:: About this task ::
Search the entries below for "Total". Report each line where it occurs.

:: Materials provided ::
- - -

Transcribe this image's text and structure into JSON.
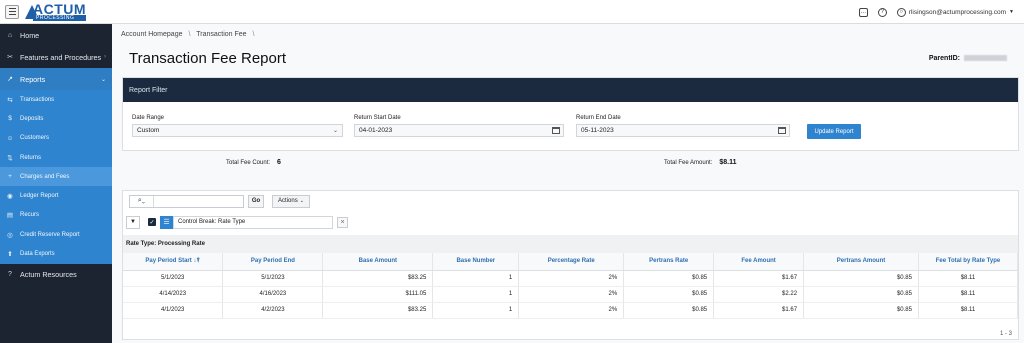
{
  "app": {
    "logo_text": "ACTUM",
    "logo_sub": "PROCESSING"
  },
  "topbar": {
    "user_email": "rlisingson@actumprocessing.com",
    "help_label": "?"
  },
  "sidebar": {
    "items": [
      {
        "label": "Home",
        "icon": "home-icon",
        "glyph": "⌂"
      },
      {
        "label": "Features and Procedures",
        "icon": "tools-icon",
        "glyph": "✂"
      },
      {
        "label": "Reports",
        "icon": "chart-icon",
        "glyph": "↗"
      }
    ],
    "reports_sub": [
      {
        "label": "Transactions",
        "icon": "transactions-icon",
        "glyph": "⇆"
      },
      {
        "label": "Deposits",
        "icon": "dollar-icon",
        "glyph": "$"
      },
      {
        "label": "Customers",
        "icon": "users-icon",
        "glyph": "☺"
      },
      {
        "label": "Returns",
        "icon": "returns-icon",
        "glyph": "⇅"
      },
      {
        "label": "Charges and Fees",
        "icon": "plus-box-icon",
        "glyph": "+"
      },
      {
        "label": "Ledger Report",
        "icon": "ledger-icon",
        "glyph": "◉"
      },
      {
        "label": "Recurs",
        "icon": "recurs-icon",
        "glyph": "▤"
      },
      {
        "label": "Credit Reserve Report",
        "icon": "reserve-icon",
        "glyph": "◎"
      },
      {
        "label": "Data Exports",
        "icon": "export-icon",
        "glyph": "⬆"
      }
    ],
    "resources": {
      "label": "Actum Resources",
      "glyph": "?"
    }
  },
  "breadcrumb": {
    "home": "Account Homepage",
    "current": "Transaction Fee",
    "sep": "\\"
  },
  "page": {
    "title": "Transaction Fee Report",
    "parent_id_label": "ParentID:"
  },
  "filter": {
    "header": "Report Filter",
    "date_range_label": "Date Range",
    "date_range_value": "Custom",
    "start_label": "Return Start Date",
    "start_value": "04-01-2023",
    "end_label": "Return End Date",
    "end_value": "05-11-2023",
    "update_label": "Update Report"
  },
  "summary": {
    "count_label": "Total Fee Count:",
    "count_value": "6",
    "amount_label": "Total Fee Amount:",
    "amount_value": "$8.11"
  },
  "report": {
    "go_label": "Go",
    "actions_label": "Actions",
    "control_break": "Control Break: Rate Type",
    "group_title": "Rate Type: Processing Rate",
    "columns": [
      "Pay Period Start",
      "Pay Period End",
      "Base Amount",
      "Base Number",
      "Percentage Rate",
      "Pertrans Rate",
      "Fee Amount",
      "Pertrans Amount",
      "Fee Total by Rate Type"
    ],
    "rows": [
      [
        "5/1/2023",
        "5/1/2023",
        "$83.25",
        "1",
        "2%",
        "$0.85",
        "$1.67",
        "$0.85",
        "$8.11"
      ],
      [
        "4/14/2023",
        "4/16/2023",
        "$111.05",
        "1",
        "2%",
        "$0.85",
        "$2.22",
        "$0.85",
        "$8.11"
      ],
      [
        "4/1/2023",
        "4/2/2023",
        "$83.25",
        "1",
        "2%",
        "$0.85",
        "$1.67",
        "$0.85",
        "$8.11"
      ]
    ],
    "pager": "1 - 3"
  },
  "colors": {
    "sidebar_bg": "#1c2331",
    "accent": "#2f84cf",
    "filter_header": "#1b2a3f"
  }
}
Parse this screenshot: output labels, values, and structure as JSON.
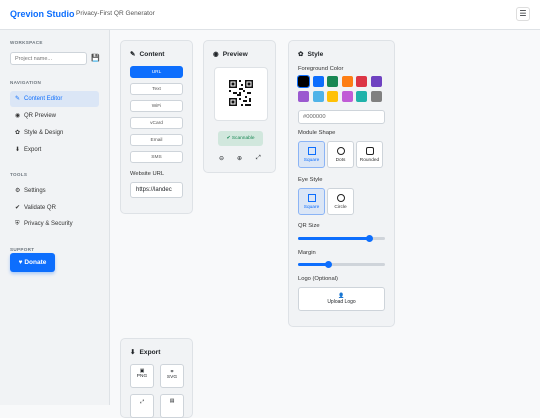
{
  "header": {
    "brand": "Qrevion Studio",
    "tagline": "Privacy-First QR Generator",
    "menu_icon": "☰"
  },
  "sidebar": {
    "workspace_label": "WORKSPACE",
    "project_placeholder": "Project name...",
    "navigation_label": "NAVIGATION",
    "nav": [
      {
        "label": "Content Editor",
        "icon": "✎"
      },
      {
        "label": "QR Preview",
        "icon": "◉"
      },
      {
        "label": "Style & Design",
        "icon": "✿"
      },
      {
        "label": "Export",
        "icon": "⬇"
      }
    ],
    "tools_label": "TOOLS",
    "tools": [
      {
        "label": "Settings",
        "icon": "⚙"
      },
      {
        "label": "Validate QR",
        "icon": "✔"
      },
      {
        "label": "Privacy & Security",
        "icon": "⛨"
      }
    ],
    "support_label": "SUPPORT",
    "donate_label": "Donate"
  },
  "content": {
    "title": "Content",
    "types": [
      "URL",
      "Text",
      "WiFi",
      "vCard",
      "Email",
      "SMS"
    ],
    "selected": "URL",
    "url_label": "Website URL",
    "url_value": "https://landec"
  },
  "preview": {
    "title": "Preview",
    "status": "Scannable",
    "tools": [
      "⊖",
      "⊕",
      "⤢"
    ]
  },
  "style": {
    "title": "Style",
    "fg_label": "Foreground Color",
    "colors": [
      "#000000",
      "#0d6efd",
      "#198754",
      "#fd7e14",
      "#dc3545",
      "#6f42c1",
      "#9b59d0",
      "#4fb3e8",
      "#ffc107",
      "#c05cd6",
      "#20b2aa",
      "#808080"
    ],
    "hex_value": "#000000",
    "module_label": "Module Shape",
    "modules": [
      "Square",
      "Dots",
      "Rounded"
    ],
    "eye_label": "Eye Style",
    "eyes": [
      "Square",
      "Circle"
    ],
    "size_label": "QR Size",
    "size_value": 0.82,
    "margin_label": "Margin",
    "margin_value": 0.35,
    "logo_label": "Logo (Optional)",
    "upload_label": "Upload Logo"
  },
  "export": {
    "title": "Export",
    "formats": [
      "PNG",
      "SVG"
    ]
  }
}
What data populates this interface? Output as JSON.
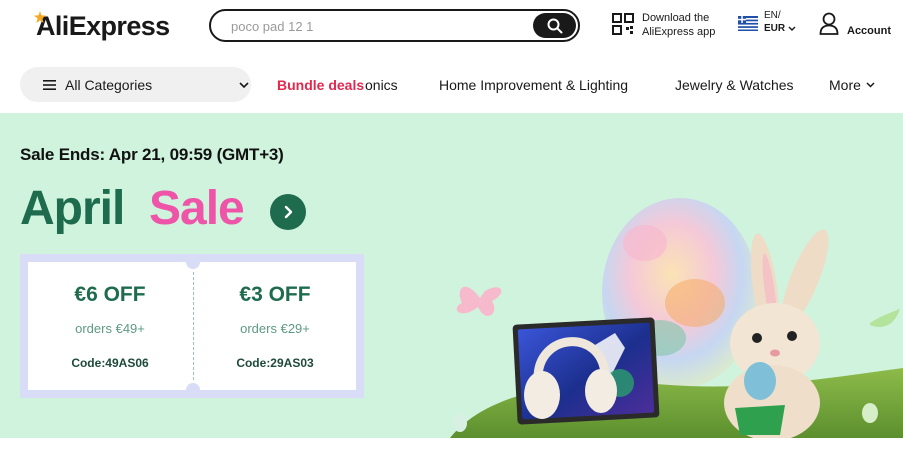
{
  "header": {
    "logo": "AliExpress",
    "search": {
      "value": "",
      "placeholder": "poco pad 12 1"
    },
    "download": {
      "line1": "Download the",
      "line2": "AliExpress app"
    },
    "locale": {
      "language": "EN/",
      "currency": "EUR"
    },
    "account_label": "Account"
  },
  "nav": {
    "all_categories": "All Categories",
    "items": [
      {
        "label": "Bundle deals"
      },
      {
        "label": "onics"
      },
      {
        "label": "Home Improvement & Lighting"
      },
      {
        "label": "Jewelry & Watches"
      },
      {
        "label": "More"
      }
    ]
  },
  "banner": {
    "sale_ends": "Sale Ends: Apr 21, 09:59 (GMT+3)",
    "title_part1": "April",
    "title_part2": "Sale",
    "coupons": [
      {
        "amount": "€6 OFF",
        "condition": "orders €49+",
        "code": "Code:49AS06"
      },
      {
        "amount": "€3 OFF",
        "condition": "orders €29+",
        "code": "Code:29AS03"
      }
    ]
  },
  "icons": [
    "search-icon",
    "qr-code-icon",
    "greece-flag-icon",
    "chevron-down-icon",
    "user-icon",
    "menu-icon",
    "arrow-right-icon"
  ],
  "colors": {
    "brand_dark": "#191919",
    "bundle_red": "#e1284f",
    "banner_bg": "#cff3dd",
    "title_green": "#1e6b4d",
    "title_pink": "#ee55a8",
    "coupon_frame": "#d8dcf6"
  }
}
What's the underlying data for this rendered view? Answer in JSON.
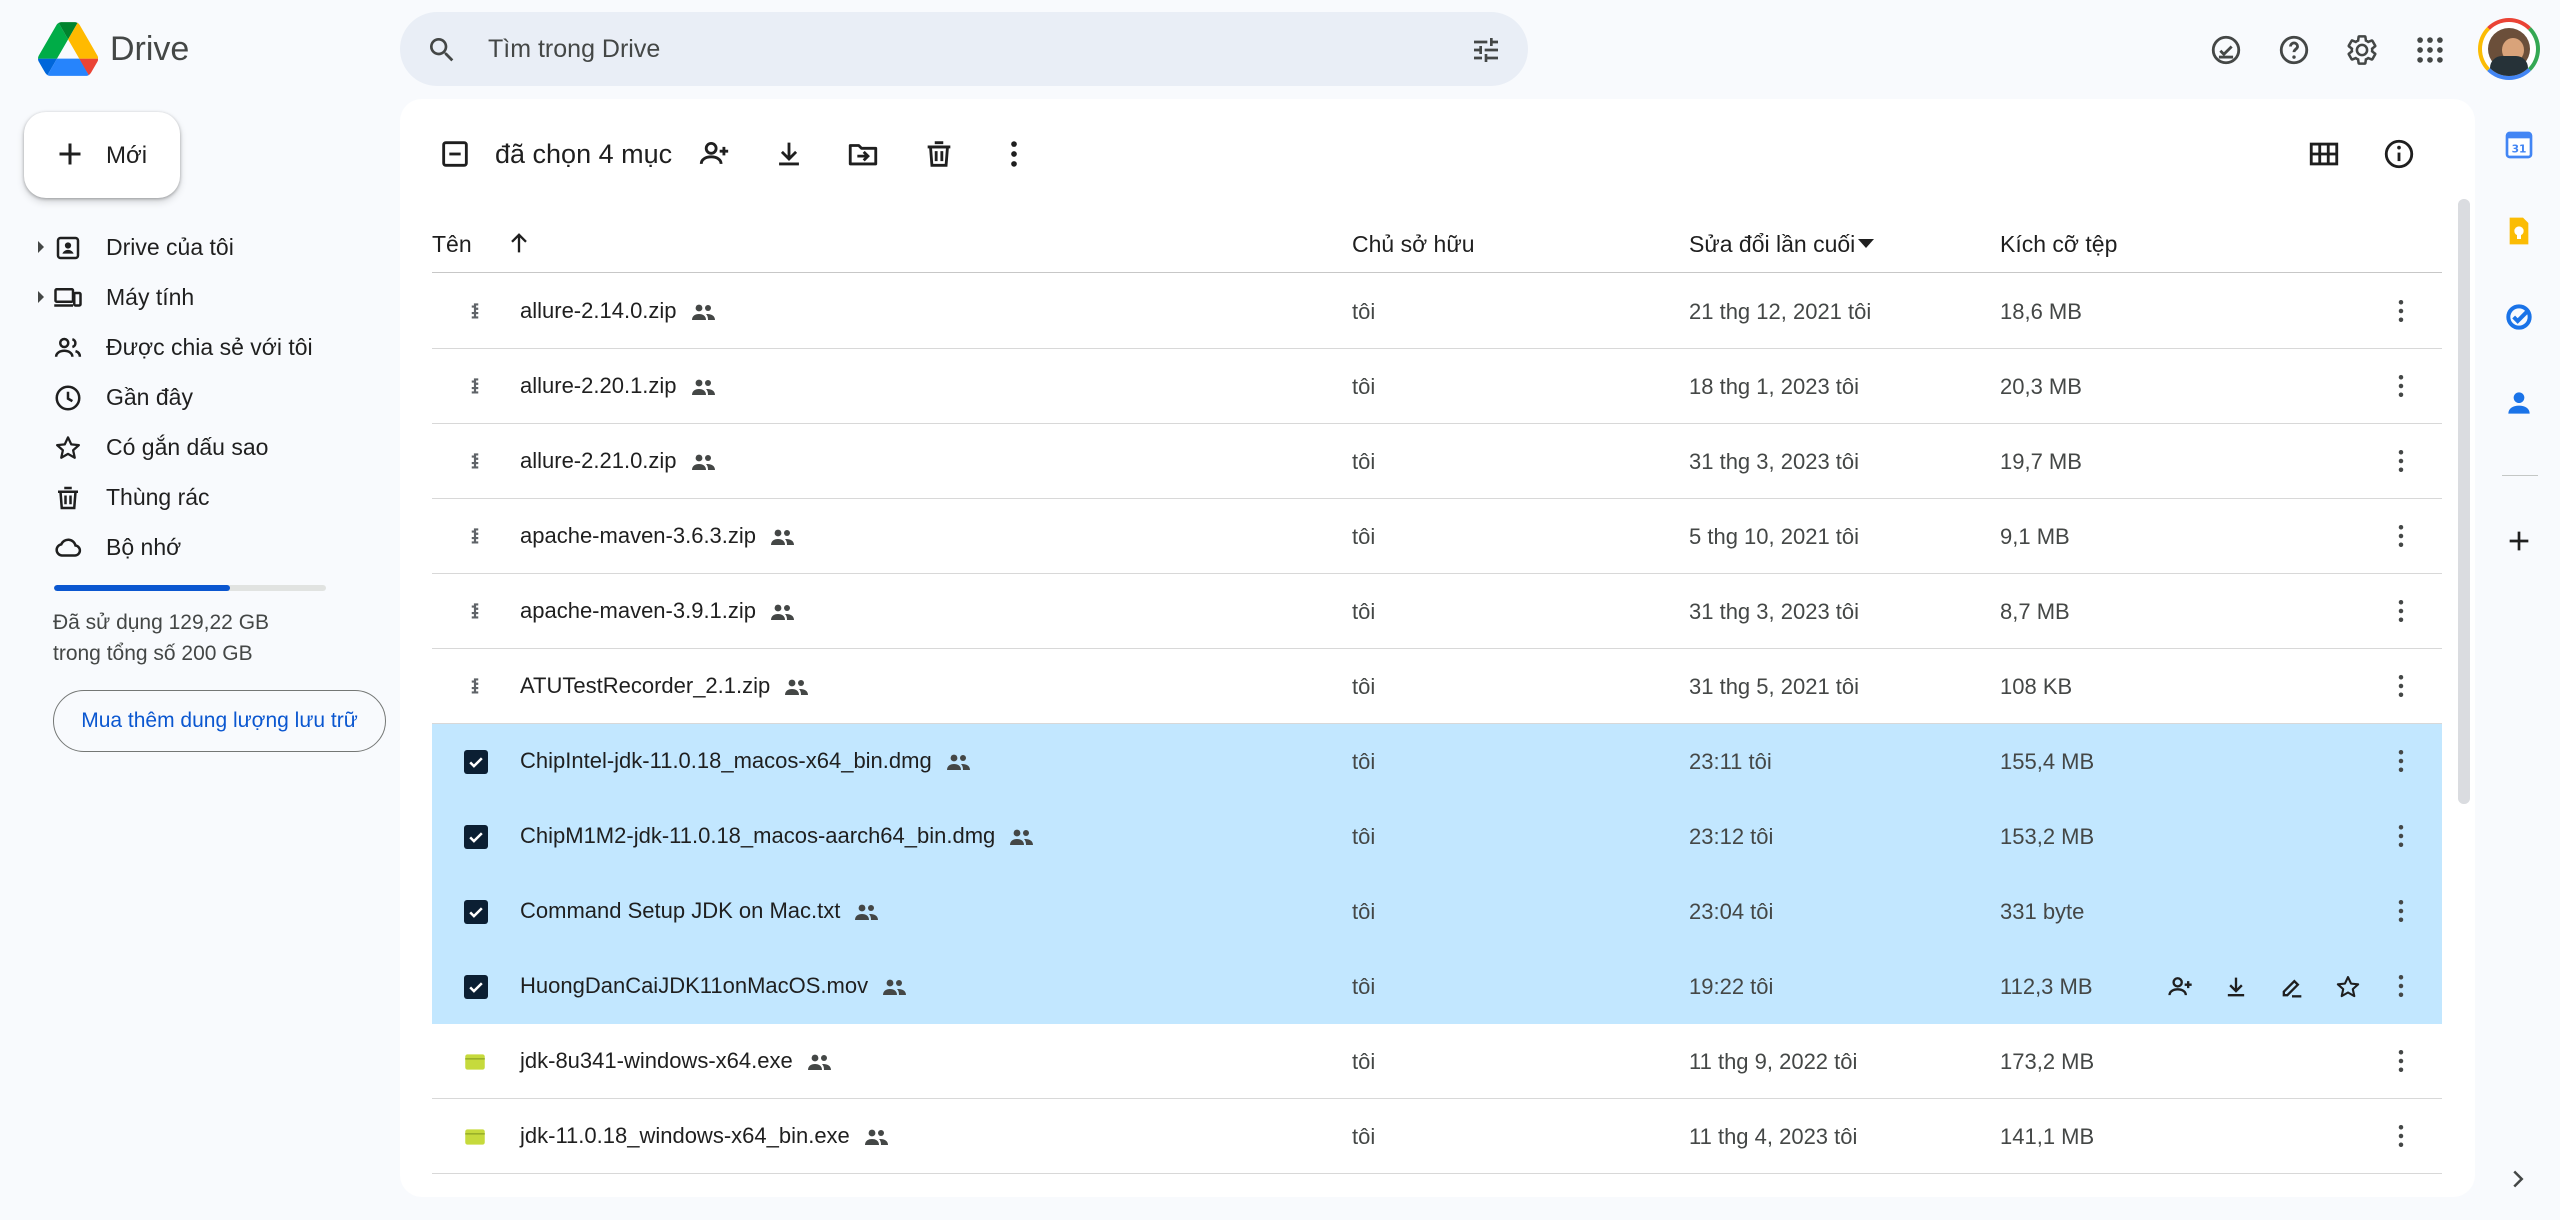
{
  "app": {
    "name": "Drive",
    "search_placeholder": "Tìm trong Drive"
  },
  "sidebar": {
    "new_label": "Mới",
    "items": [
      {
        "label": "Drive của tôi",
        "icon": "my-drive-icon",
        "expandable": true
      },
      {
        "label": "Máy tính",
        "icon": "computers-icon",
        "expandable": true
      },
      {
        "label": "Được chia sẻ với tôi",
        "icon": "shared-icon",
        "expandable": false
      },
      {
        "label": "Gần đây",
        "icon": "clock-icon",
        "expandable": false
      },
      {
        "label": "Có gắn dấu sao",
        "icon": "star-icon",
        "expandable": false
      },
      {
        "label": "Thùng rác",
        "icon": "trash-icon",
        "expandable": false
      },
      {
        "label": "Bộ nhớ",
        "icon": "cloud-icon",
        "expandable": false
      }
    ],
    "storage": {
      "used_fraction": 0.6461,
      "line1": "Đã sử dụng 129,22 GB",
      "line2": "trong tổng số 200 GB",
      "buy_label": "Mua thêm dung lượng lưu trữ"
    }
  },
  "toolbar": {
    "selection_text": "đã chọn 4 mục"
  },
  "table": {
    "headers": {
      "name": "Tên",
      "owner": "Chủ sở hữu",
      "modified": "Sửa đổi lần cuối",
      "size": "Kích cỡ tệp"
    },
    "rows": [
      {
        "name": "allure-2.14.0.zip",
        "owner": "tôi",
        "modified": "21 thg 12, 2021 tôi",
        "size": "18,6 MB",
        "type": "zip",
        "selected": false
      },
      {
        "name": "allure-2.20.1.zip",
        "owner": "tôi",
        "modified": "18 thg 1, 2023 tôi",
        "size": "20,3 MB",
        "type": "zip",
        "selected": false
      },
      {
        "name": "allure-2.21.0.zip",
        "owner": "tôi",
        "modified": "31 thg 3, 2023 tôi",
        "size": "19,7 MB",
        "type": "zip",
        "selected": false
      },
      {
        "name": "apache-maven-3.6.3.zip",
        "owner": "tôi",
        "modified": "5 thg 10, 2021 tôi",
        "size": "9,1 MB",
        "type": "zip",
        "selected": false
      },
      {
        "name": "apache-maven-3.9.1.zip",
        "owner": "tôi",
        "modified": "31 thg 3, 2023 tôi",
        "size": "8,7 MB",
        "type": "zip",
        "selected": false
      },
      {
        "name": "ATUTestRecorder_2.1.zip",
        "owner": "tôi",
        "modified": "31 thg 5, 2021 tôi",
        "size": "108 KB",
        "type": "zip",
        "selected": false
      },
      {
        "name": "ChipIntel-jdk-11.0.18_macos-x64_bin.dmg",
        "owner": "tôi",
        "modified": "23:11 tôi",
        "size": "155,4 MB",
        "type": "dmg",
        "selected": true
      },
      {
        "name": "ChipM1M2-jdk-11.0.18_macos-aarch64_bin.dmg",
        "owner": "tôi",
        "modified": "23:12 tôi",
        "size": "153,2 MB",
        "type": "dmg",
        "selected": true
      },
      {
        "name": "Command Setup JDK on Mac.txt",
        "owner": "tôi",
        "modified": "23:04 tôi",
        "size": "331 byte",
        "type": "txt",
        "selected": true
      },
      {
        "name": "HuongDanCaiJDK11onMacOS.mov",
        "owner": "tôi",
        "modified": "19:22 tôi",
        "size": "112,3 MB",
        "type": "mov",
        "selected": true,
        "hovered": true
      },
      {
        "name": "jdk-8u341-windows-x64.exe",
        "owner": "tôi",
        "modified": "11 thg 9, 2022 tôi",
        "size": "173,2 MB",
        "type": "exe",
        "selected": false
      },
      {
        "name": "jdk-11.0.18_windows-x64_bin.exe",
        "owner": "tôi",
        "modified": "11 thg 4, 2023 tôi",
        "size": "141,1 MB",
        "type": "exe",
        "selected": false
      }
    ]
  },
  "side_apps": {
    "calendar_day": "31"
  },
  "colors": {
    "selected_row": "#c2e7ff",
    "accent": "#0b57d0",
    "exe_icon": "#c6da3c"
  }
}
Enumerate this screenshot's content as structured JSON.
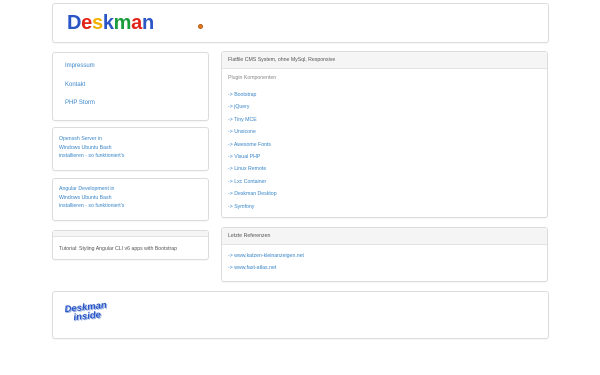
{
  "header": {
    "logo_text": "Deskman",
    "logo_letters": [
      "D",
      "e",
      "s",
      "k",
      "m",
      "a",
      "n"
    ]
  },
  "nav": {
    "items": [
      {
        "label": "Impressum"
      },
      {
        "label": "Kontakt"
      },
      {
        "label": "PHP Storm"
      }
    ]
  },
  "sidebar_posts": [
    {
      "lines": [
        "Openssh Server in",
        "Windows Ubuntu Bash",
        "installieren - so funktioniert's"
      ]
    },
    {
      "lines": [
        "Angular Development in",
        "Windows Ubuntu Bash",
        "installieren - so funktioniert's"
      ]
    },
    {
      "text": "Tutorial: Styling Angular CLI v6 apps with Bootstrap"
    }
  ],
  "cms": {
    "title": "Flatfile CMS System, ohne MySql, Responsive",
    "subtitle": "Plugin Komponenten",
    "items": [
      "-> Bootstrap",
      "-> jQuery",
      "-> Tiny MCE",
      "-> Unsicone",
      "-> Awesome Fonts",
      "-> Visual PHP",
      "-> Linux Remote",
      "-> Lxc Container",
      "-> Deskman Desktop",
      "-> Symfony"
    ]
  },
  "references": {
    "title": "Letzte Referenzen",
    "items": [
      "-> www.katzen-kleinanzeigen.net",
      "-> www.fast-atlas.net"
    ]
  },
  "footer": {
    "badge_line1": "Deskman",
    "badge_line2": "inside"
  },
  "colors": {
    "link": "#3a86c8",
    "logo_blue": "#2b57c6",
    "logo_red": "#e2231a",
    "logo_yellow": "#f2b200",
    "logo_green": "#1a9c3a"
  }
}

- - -

:: Task result ::
    "count_label": "Total Fee Count:",
    "amount_label": "Total Fee Amount:",
      "Fee Total by Rate Type"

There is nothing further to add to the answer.